  3. Lament presses us to look for the Day when all pain and suffering will be finished. Lament clings to the promise of that Day! It ceases striving to perceive this present world as good enough. It is only those who lament who can feel the full weight of the sin and suffering here, and tell the truth about it. If this world is all there is, then we need to make ourselves comfortable with all the evil it includes. But when we know we were made for better than this, and when we’re reminded from God’s Word that better is precisely what we’re promised by Him, we lament what we see here and now as part of our longing for what lies ahead. And we are pressed, together, to live for that Day!

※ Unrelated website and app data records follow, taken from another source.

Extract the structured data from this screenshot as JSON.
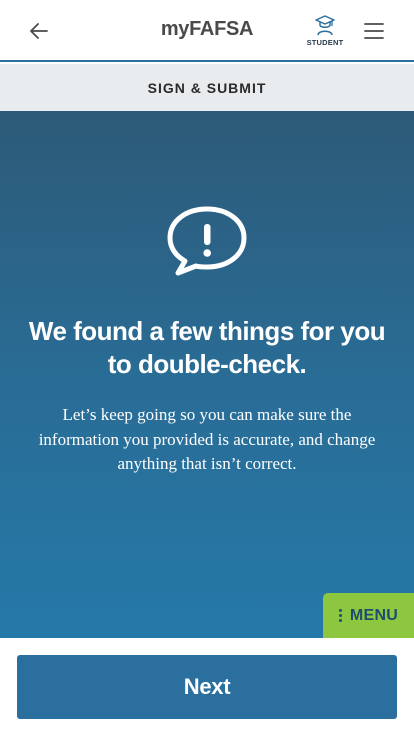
{
  "header": {
    "app_title": "myFAFSA",
    "student_label": "STUDENT",
    "icons": {
      "back": "arrow-left-icon",
      "student": "graduation-cap-student-icon",
      "menu": "hamburger-menu-icon"
    }
  },
  "section": {
    "title": "SIGN & SUBMIT"
  },
  "main": {
    "icon": "speech-bubble-exclamation-icon",
    "heading": "We found a few things for you to double-check.",
    "body": "Let’s keep going so you can make sure the information you provided is accurate, and change anything that isn’t correct."
  },
  "menu_button": {
    "label": "MENU",
    "icon": "vertical-dots-icon"
  },
  "footer": {
    "next_label": "Next"
  },
  "colors": {
    "header_underline": "#2a6f9e",
    "section_bar_bg": "#e8ecef",
    "main_gradient_top": "#2d5a78",
    "main_gradient_bottom": "#2579a8",
    "menu_bg": "#8dc63f",
    "next_bg": "#2a6f9e"
  }
}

    Peter (2Pe.3:10-13) reminded his readers that 10 … the day of the Lord will come like a thief, and then the heavens will pass away with a roar, and the heavenly bodies will be burned up and dissolved, and the earth and the works that are done on it will be exposed. Lamentable things happen here! And when our hearts are aligned with God, we lament! 11 Since all these things are thus to be dissolved, what sort of people ought you to be in lives of holiness and godliness…! 13 … According to his promise we are waiting for new heavens and a new earth in which righteousness dwells. Part of our lamentation includes living in hope of our Lord’s return, just as surely as living in light of our Lord’s return includes lamentation!

    Our lamentation is an expression of longing for the relief that God has promised. And it is a confession that He alone can bring that relief. Have you found that relief today? Have you engaged God by faith in Christ such that you need not lie to yourself any longer about the true state of this world, but by faith in Christ can embrace both the breathtaking beauty of it, but also have categories to comprehend its stunning sinfulness? We grieve, but not as those who have no hope (1Th.4:13). We grieve the absences of what is still to come of the Kingdom of God, and as such we actually grieve even in expression of our hope.

So, are you living in hope of the Lord’s return? Do you lament the present state of our world, and of your own heart as you live in it? And does it drive you to Christ?